Waly MI, Al-Rawahi AS, Al Riyami M, et al. Amelioration of azoxymethane induced-carcinogenesis by reducing oxidative stress in rat colon by natural extracts. BMC Complement Altern Med. 2014;14:60.
Afrin S, Giampieri F, Gasparrini M, et al. Chemopreventive and therapeutic effects of edible berries: a focus on colon cancer prevention and treatment. Molecules. 2016;21(2):169.
Zhou LH, Hu Q, Sui H, et al. Tanshinone II-a inhibits angiogenesis through down regulation of COX-2 in human colorectal cancer. Asian Pac J Cancer Prev. 2012;13(9):4453–4458.
Harzallah HJ, Grayaa R, Kharoubi W, Maaloul A, Hammami M, Mahjoub T. Thymoquinone, the Nigella sativa bioactive compound, prevents circulatory oxidative stress caused by 1,2-dimethylhydrazine in erythrocyte during colon postinitiation carcinogenesis. Oxid Med Cell Longev. 2012;2012:854065.
Jung ID, Yang SY, Park CG, et al. 5-Fluorouracil inhibits nitric oxide production through the inactivation of IkappaB kinase in stomach cancer cells. Biochem Pharmacol. 2002;64(10):1439–1445.
Aota K, Azuma M, Yamashita T, et al. 5-Fluorouracil induces apoptosis through the suppression of NF-kappaB activity in human salivary gland cancer cells. Biochem Biophys Res Commun. 2000;273(3):1168–1174.
Irie T, Tsujii M, Tsuji S, et al. Synergistic antitumor effects of celecoxib with 5-fluorouracil depend on IFN-gamma. Int J Cancer. 2007;121(4):878–883.
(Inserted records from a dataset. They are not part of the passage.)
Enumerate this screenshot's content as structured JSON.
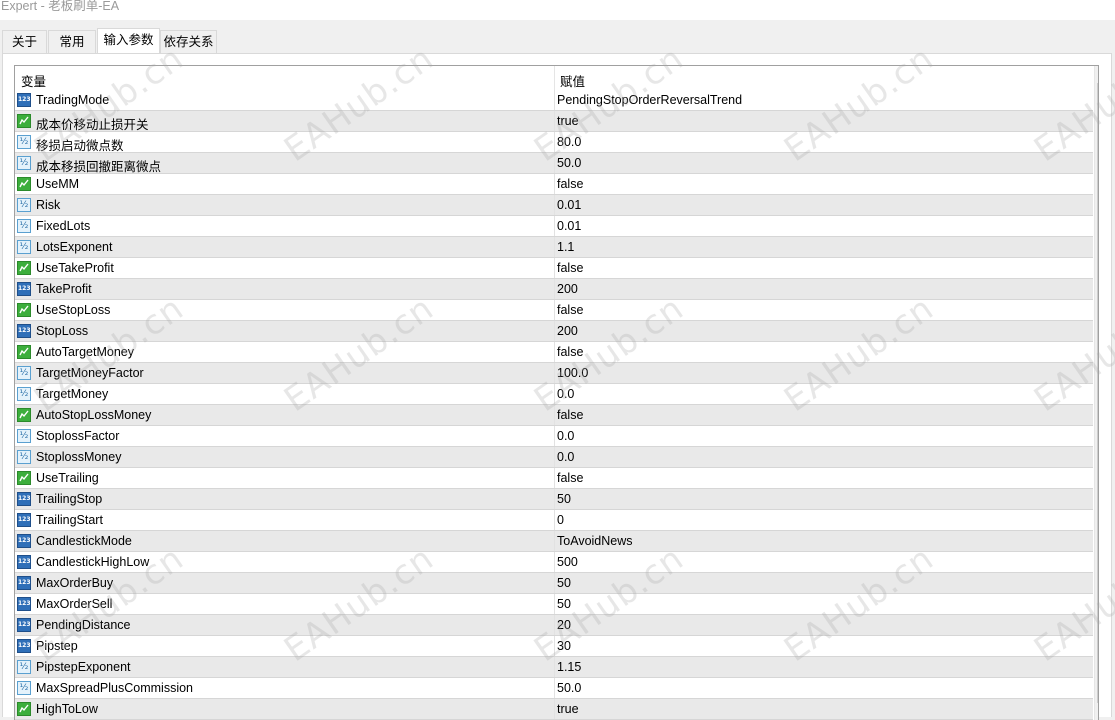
{
  "window": {
    "title": "Expert - 老板刷单-EA"
  },
  "tabs": [
    {
      "label": "关于",
      "active": false
    },
    {
      "label": "常用",
      "active": false
    },
    {
      "label": "输入参数",
      "active": true
    },
    {
      "label": "依存关系",
      "active": false
    }
  ],
  "table": {
    "headers": {
      "variable": "变量",
      "value": "赋值"
    },
    "rows": [
      {
        "icon": "int-icon",
        "name": "TradingMode",
        "value": "PendingStopOrderReversalTrend"
      },
      {
        "icon": "bool-icon",
        "name": "成本价移动止损开关",
        "value": "true"
      },
      {
        "icon": "double-icon",
        "name": "移损启动微点数",
        "value": "80.0"
      },
      {
        "icon": "double-icon",
        "name": "成本移损回撤距离微点",
        "value": "50.0"
      },
      {
        "icon": "bool-icon",
        "name": "UseMM",
        "value": "false"
      },
      {
        "icon": "double-icon",
        "name": "Risk",
        "value": "0.01"
      },
      {
        "icon": "double-icon",
        "name": "FixedLots",
        "value": "0.01"
      },
      {
        "icon": "double-icon",
        "name": "LotsExponent",
        "value": "1.1"
      },
      {
        "icon": "bool-icon",
        "name": "UseTakeProfit",
        "value": "false"
      },
      {
        "icon": "int-icon",
        "name": "TakeProfit",
        "value": "200"
      },
      {
        "icon": "bool-icon",
        "name": "UseStopLoss",
        "value": "false"
      },
      {
        "icon": "int-icon",
        "name": "StopLoss",
        "value": "200"
      },
      {
        "icon": "bool-icon",
        "name": "AutoTargetMoney",
        "value": "false"
      },
      {
        "icon": "double-icon",
        "name": "TargetMoneyFactor",
        "value": "100.0"
      },
      {
        "icon": "double-icon",
        "name": "TargetMoney",
        "value": "0.0"
      },
      {
        "icon": "bool-icon",
        "name": "AutoStopLossMoney",
        "value": "false"
      },
      {
        "icon": "double-icon",
        "name": "StoplossFactor",
        "value": "0.0"
      },
      {
        "icon": "double-icon",
        "name": "StoplossMoney",
        "value": "0.0"
      },
      {
        "icon": "bool-icon",
        "name": "UseTrailing",
        "value": "false"
      },
      {
        "icon": "int-icon",
        "name": "TrailingStop",
        "value": "50"
      },
      {
        "icon": "int-icon",
        "name": "TrailingStart",
        "value": "0"
      },
      {
        "icon": "int-icon",
        "name": "CandlestickMode",
        "value": "ToAvoidNews"
      },
      {
        "icon": "int-icon",
        "name": "CandlestickHighLow",
        "value": "500"
      },
      {
        "icon": "int-icon",
        "name": "MaxOrderBuy",
        "value": "50"
      },
      {
        "icon": "int-icon",
        "name": "MaxOrderSell",
        "value": "50"
      },
      {
        "icon": "int-icon",
        "name": "PendingDistance",
        "value": "20"
      },
      {
        "icon": "int-icon",
        "name": "Pipstep",
        "value": "30"
      },
      {
        "icon": "double-icon",
        "name": "PipstepExponent",
        "value": "1.15"
      },
      {
        "icon": "double-icon",
        "name": "MaxSpreadPlusCommission",
        "value": "50.0"
      },
      {
        "icon": "bool-icon",
        "name": "HighToLow",
        "value": "true"
      }
    ]
  },
  "watermark": {
    "text": "EAHub.cn"
  },
  "colors": {
    "int_icon": "#2f6fb8",
    "double_icon": "#e4f2fb",
    "bool_icon": "#3cae3c",
    "row_alt": "#e9e9e9"
  }
}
Voboril R, Hochwald SN, Li J, et al. Inhibition of NF-kappa B augments sensitivity to 5-fluorouracil/folinic acid in colon cancer. J Surg Res. 2004;120(2):178–188.
Smith AL, Robin TP, Ford HL. Molecular pathways: targeting the TGF-β pathway for cancer therapy. Clin Cancer Res. 2012;18(17):4514–4521.
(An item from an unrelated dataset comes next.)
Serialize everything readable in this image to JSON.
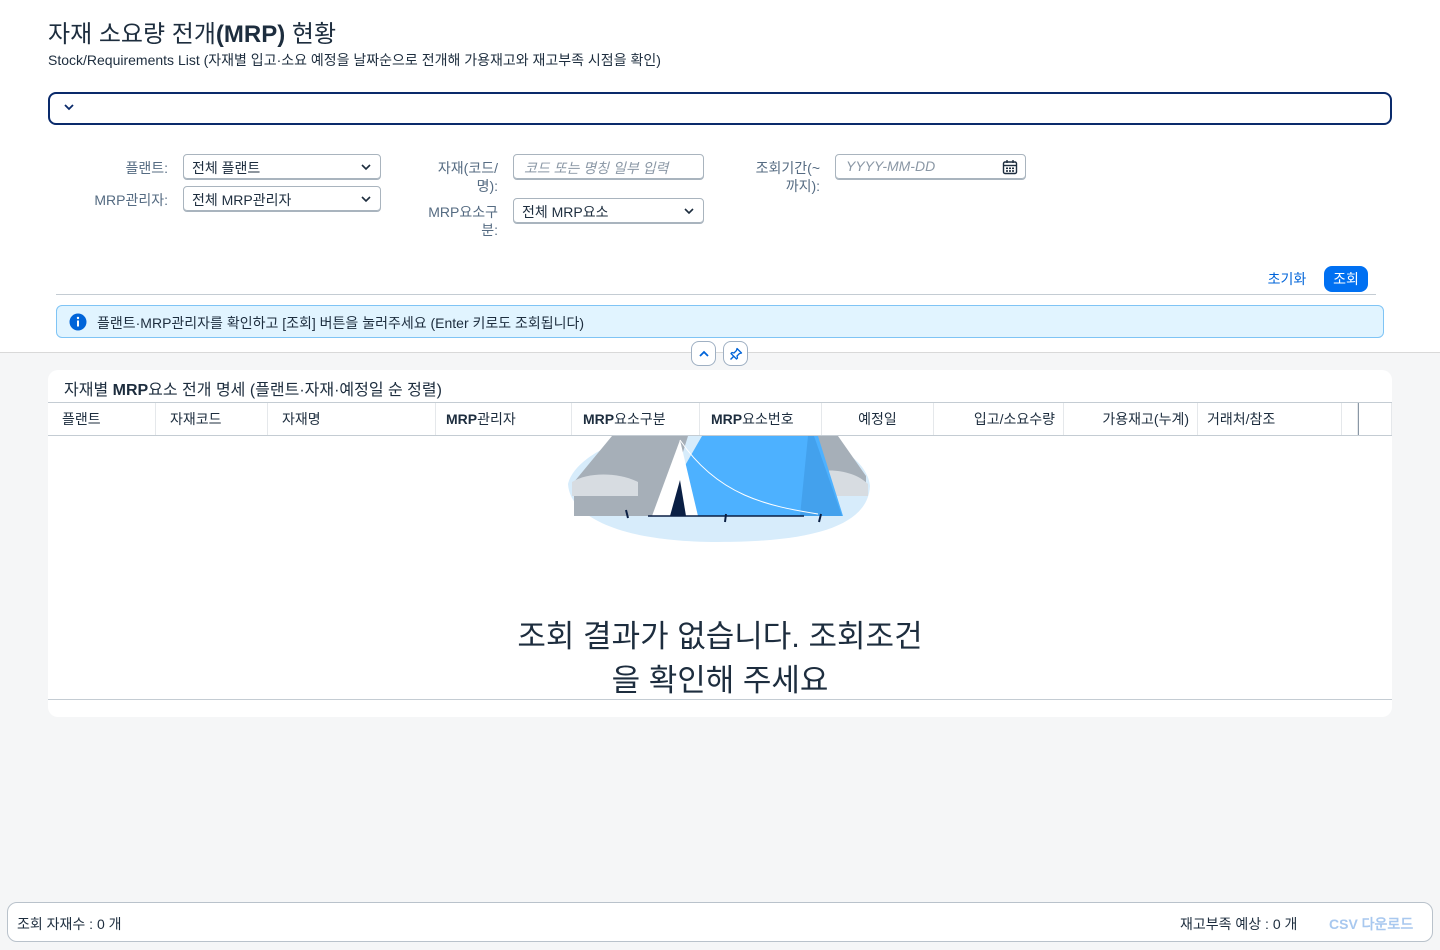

Principe DR, Doll JA, Bauer J, et al. TGF-β: duality of function between tumor prevention and carcinogenesis. J Natl Cancer Inst. 2014;106(2):djt369.
Hahm KB, Lee KM, Kim YB, et al. Conditional loss of TGF-beta signalling leads to increased susceptibility to gastrointestinal carcinogenesis in mice. Aliment Pharmacol Ther. 2002;16(suppl 2):115–127.
Zhang Q, Yu N, Lee C. Mysteries of TGF-β paradox in benign and malignant cells. Front Oncol. 2014;4:94.
Witkowska M, Smolewski P. SMAD family proteins: the current knowledge on their expression and potential role in neoplastic diseases. Postepy Hig Med Dosw (Online). 2014;68:301–309.
Torres MP, Ponnusamy MP, Chakraborty S, et al. Effects of thymoquinone in the expression of mucin 4 in pancreatic cancer cells: implications for the development of novel cancer therapies. Mol Cancer Ther. 2010;9(5):1419–1431.
Rajput S, Kumar BN, Dey KK, Pal I, Parekh A, Mandal M. Molecular targeting of Akt by thymoquinone promotes G(1) arrest through translation inhibition of cyclin D1 and induces apoptosis in breast cancer cells. Life Sci. 2013;93(21):783–790.
Romano G, Santi L, Bianco MR, et al. The TGF-β pathway is activated by 5-fluorouracil treatment in drug resistant colorectal carcinoma cells. Oncotarget. Epub 2016 Mar 3.